-- RECORDS FOR THE TASK follows --
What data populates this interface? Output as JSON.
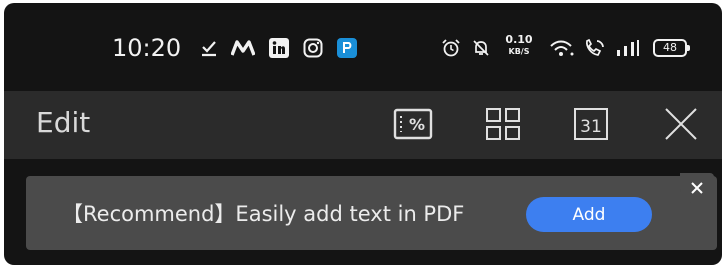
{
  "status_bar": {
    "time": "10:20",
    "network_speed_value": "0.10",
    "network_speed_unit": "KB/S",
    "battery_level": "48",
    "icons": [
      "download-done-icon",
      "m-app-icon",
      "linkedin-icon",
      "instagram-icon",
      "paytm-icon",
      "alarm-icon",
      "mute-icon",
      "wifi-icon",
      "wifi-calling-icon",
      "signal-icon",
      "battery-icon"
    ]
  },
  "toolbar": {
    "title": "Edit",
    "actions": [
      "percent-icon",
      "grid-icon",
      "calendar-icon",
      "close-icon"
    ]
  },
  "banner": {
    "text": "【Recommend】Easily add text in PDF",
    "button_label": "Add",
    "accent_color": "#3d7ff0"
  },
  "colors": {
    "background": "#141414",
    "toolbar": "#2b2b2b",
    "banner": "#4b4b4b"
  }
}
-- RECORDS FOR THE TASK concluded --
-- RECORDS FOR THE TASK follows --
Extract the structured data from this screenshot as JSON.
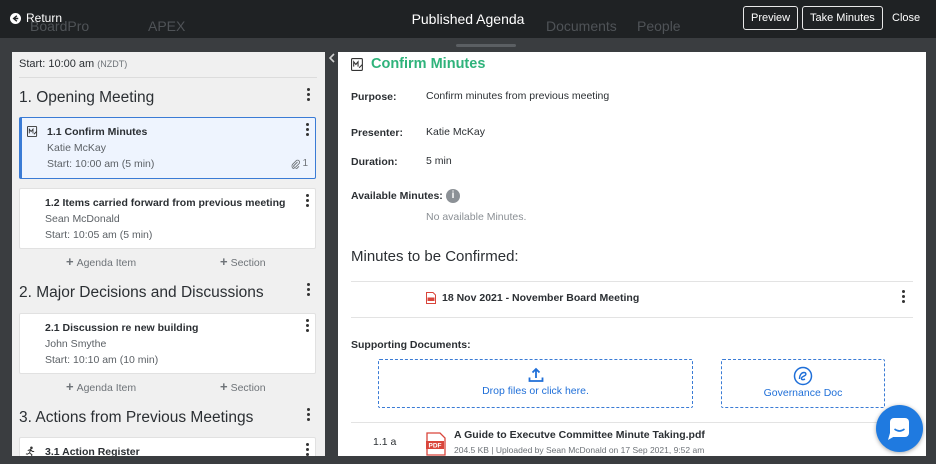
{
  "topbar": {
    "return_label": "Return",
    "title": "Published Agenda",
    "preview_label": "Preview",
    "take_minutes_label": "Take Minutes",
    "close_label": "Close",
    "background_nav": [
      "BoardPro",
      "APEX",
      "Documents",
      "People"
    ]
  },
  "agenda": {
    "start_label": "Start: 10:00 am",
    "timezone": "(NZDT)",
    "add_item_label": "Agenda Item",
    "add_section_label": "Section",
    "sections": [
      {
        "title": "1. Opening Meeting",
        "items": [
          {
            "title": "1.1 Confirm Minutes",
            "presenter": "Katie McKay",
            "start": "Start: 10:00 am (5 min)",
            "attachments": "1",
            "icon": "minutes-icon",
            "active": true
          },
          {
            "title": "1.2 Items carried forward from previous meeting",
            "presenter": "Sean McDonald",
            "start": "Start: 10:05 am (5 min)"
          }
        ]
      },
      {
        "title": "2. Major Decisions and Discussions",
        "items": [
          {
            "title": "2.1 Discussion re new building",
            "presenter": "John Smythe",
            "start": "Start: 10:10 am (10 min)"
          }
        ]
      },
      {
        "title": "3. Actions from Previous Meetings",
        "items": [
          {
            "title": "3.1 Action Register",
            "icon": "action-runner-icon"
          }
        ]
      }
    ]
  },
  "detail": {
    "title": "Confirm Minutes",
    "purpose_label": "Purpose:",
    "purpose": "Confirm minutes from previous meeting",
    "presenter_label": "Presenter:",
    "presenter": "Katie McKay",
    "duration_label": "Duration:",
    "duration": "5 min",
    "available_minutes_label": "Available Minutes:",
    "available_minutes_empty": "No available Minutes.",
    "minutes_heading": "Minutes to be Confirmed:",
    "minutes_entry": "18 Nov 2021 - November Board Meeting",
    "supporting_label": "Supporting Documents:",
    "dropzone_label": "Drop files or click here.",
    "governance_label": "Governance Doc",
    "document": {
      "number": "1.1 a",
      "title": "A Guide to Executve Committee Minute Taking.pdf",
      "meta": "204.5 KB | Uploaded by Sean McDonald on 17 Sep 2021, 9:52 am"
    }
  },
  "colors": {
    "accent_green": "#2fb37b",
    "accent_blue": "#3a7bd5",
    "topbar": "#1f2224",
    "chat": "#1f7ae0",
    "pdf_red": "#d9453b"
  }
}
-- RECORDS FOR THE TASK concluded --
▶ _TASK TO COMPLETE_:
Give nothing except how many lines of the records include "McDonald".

▶ _SOLUTION TO THE EXERCISE_:
2